Hutchinson has landed the “hypnotic” new novel by bestselling author Amor Towles.
Cornerstone m.d. Venetia Butterfield acquired UK and Commonwealth rights, excluding Canada, to The Lincoln Highway from Matilda Forbes Watson at WME. Hutchinson will publish in hardback, audiobook and e-book on 5th October 2021.
The Lincoln Highway is the third novel by Amor Towles and follows A Gentleman in Moscow, which has sold over 3.6 million copies globally, according to the publisher. “Bursting with life, charm and unforgettable characters, The Lincoln Highway is an extraordinary journey through 1950s America from a master storyteller,” the Hutchinson said.
Its synopsis explains: “In June, 1954, 18-year-old Emmett Watson is driven home to Nebraska by the warden of the work farm where he has just served a year for involuntary manslaughter. His mother long gone, his father recently deceased, and the family farm foreclosed by the bank, Emmett's intention is to pick up his eight-year-old brother and head west where they can start their lives anew. But when the warden drives away, Emmett discovers that two friends from the work farm have hidden themselves in the trunk of the warden's car. Together, they have hatched an altogether different plan for Emmett's future.”
Towles said: “As a novelist, I like to mix it up. So, while Rules of Civility describes a year in the life of a 25-year-old woman who’s about to climb the socio-economic ladder of New York, A Gentleman in Moscow spans three decades with a Russian aristocrat who’s lost everything. My new novel, The Lincoln Highway, is about three 18-year-old boys and an eight-year-old boy on a journey from Nebraska to New York City in 1954—the whole story lasting just 10 days. While I think The Lincoln Highway will offer readers many of the same satisfactions of my first two novels, I hope it will provide them with not simply a new set of characters, settings, and themes, but a very different reading experience.”

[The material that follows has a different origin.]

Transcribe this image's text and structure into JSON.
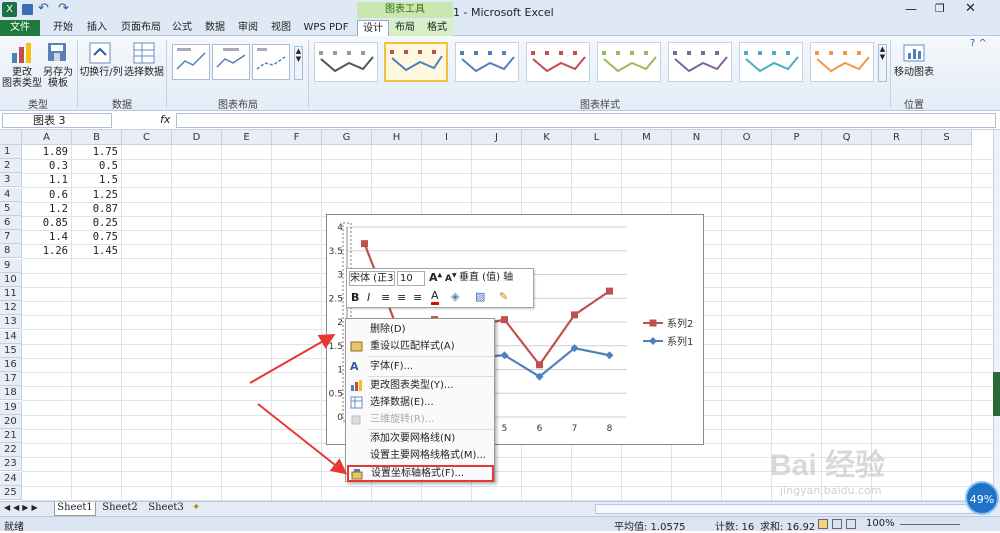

Butterfield added: “The Lincoln Highway is a brilliant, fascinating, charming and hypnotic journey of a book. It’s playfully Homeric with glorious flashes of Steinbeck but yet it is an utterly fresh tale of kinship and adventure. As with A Gentleman In Moscow the characters become fond friends and exist long after you finish the last page.”